Money is intoxicating. It is an opiate that addicts as easily and as completely as the iron grip of alcohol or drugs. Its power to change us for the worse is close to that of Jesus Christ to change us for the better. Money possesses the power to rule our lives, not for good and forever, as Christ does, but rather to lure us, like a moth, too close to the flame until, finally, our wings are set ablaze.
Money enslaves men—it will work you till you die. And after it has conquered your poor soul, its haunting laughter can be heard howling through the chambers of hell. And then it seeks out another hapless, unsuspecting victim—an ambitious man like you who wants just a little bigger slice of the good life.
The problem of money is summed up by Jesus: “No one can serve two masters. Either you will hate the one and love the other, or you will be devoted to the one and despise the other. You cannot serve both God and money” (Matthew 6:24).
It is not a question of advisability: “You should not serve both God and money.” That would be a priority choice.
It is not a question of accountability: “You must not serve both God and money.” That would be a moral choice.
Rather, it is a matter of impossibility: “You cannot serve both God and money.” There is no choice; we each serve one, and only one, master.
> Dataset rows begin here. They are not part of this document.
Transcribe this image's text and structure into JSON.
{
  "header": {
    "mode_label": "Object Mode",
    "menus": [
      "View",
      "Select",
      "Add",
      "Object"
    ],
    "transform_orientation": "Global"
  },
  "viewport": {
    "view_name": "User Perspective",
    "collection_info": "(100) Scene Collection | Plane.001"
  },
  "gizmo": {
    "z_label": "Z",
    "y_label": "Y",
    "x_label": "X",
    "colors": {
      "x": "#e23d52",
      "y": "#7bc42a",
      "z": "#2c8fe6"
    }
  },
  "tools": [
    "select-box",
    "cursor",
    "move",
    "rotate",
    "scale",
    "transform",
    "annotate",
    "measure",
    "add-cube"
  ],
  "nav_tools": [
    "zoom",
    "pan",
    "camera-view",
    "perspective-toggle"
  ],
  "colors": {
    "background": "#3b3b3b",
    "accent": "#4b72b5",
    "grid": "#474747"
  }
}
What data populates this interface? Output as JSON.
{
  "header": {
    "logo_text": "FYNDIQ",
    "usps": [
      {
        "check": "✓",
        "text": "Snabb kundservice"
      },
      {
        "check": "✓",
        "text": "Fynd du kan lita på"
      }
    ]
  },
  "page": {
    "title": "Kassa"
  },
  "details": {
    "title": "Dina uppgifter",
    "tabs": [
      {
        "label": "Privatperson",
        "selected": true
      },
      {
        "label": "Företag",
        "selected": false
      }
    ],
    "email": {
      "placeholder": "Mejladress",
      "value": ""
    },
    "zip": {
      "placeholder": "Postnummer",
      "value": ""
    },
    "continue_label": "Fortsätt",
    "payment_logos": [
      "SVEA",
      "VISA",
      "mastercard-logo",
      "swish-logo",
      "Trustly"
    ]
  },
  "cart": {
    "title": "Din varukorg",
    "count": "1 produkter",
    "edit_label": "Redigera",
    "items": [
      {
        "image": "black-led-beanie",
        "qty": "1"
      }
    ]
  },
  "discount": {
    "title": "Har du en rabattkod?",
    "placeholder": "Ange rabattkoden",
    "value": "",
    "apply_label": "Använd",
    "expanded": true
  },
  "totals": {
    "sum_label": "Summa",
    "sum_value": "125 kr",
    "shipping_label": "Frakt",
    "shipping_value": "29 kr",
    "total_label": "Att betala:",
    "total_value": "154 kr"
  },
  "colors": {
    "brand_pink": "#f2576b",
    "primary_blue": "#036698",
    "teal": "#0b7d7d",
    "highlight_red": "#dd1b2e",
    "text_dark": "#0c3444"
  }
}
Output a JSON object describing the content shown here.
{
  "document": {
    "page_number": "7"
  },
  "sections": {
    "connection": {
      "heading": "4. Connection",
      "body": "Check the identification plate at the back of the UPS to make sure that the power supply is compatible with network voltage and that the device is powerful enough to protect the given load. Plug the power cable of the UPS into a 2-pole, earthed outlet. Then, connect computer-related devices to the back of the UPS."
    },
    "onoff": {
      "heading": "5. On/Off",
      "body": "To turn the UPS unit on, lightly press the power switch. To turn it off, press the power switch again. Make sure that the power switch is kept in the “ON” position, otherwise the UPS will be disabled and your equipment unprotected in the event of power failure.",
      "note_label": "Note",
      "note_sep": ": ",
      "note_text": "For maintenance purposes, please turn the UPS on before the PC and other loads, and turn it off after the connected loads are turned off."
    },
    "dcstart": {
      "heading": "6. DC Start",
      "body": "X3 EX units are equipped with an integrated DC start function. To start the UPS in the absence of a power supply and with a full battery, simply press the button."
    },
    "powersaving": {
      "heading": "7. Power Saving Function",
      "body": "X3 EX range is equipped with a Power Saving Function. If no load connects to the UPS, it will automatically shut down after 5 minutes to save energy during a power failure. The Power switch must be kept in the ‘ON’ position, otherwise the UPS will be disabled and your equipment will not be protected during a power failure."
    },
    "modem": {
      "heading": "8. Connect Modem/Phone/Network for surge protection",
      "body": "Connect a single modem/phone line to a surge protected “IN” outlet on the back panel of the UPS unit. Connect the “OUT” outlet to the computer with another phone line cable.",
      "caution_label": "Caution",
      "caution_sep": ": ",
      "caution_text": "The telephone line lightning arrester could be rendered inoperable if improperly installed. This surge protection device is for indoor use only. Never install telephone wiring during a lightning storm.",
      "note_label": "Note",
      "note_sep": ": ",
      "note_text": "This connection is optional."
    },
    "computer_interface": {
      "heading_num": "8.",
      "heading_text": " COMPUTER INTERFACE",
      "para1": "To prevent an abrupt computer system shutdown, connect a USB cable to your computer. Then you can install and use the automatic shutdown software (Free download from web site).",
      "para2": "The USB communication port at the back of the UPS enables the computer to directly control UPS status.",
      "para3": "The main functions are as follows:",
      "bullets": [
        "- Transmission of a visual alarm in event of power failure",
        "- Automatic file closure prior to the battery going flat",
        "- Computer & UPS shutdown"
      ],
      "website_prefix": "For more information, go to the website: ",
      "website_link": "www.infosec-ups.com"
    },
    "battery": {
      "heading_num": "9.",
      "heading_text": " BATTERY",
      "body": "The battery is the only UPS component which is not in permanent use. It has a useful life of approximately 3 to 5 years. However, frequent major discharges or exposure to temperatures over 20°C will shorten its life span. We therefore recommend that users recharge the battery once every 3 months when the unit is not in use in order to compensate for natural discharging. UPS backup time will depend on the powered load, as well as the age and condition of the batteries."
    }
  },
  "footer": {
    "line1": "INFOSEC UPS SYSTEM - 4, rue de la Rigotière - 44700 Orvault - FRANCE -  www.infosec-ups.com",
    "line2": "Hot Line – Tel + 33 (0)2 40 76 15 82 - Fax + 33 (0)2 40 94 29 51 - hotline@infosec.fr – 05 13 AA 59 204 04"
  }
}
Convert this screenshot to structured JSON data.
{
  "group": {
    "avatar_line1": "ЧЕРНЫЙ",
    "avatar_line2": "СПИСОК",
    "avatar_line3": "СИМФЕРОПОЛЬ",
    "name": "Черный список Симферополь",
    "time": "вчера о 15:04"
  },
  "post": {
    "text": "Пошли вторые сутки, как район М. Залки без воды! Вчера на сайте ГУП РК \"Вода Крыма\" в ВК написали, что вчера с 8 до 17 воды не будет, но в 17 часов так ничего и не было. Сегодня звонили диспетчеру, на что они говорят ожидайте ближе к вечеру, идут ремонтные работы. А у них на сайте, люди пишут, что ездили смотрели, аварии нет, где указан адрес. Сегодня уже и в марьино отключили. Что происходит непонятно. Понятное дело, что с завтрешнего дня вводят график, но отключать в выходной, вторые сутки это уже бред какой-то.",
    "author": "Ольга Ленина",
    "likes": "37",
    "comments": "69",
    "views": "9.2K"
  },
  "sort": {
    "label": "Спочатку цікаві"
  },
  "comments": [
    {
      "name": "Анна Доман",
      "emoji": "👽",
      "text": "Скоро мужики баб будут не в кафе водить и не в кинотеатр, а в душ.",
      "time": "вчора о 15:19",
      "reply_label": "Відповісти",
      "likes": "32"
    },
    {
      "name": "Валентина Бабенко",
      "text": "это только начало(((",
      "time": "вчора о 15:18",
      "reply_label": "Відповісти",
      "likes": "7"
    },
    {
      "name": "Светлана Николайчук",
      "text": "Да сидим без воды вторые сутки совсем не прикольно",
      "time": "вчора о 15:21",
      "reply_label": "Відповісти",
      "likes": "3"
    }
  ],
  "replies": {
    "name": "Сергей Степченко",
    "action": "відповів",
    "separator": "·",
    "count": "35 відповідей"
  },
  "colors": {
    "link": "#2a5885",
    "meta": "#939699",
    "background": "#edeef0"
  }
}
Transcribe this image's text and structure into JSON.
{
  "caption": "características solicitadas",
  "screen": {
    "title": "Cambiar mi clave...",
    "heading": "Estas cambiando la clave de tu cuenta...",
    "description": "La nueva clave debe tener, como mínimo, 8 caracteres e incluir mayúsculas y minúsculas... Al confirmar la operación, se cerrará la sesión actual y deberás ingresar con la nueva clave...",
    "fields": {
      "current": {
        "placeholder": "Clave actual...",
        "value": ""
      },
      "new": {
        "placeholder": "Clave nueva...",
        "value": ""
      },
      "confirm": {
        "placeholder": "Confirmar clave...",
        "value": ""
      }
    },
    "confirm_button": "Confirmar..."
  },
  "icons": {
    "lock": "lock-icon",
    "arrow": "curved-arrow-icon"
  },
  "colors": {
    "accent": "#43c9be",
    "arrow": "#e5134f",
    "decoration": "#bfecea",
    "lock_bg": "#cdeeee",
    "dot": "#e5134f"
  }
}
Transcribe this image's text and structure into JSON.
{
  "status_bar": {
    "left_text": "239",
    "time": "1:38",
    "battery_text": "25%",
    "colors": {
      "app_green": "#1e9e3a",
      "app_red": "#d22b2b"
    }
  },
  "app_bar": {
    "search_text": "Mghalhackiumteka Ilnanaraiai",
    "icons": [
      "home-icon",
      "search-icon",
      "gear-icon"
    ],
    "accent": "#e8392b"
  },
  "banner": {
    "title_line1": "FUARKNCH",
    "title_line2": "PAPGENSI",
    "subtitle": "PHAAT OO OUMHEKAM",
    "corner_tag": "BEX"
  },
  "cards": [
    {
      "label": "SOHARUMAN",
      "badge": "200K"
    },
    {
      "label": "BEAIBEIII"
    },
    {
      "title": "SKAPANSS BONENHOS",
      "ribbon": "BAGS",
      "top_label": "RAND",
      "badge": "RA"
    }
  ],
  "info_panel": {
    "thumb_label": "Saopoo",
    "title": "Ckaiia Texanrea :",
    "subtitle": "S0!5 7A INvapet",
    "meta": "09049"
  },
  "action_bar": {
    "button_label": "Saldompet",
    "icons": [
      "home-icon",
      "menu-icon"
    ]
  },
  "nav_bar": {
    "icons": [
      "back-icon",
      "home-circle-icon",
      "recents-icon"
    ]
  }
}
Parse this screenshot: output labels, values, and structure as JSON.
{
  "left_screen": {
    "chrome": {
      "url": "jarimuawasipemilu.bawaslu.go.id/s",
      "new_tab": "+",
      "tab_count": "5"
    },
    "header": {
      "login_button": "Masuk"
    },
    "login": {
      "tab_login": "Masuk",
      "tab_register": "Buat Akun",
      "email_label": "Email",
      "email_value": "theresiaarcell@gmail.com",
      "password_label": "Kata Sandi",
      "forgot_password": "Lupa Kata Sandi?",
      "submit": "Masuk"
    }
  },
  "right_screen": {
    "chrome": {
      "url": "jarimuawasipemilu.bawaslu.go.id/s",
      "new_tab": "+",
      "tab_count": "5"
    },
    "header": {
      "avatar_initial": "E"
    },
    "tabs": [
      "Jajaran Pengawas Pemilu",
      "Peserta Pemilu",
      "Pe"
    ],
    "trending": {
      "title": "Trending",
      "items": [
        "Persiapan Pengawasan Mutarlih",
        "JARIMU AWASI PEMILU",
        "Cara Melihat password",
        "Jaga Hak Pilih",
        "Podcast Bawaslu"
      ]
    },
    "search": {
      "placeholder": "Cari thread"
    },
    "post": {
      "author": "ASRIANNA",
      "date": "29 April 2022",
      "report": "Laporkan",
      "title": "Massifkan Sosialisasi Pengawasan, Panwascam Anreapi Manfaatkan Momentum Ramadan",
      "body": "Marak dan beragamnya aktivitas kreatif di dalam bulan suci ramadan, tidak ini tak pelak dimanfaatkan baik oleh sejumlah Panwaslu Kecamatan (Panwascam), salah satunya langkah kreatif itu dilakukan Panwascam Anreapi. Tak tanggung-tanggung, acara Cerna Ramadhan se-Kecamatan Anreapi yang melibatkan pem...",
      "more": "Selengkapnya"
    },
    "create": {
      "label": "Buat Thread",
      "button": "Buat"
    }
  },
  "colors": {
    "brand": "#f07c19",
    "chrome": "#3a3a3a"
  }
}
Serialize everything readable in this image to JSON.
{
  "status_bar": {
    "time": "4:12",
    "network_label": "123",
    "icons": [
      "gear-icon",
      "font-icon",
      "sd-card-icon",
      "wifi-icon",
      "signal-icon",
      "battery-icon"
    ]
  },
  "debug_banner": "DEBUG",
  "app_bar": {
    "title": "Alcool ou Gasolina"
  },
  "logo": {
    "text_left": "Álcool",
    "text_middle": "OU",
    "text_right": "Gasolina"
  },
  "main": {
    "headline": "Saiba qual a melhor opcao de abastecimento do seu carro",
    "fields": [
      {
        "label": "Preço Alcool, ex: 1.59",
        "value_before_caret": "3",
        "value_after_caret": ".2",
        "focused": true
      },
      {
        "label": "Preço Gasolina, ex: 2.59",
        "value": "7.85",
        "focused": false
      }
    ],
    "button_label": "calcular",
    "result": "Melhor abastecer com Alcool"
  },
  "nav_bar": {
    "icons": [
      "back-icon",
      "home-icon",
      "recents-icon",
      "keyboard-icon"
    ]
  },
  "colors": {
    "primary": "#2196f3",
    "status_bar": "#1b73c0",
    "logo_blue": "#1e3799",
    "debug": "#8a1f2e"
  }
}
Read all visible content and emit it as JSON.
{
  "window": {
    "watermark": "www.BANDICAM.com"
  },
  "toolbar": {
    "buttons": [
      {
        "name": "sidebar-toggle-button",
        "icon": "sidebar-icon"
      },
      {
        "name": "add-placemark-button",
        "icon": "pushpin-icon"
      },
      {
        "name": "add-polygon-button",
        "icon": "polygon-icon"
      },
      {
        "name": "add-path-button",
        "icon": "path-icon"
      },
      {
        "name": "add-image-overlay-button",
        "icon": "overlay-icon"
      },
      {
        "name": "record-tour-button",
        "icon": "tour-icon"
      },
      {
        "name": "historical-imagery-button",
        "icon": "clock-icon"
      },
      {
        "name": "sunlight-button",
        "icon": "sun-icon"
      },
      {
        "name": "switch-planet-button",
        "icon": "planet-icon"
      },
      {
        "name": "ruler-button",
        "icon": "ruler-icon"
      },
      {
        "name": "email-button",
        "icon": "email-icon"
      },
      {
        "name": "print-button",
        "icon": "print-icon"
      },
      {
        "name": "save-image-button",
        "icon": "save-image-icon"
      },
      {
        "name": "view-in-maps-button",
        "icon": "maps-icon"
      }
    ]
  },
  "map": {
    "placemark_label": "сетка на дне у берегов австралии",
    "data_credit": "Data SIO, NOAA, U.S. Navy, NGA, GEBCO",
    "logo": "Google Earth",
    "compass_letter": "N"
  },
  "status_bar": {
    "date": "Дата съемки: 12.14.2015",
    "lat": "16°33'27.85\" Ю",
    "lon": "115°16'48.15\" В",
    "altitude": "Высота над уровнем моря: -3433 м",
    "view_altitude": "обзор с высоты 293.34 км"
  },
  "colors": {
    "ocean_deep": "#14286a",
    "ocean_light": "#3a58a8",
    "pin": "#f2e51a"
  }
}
We are either a slave to God or a slave to money.
As G. K. Chesterton said, “To be clever enough to get a great deal of money, one must be stupid enough to want it.”
Until every church disciples every man…
(adapted from the new revised and updated The Man in the Mirror)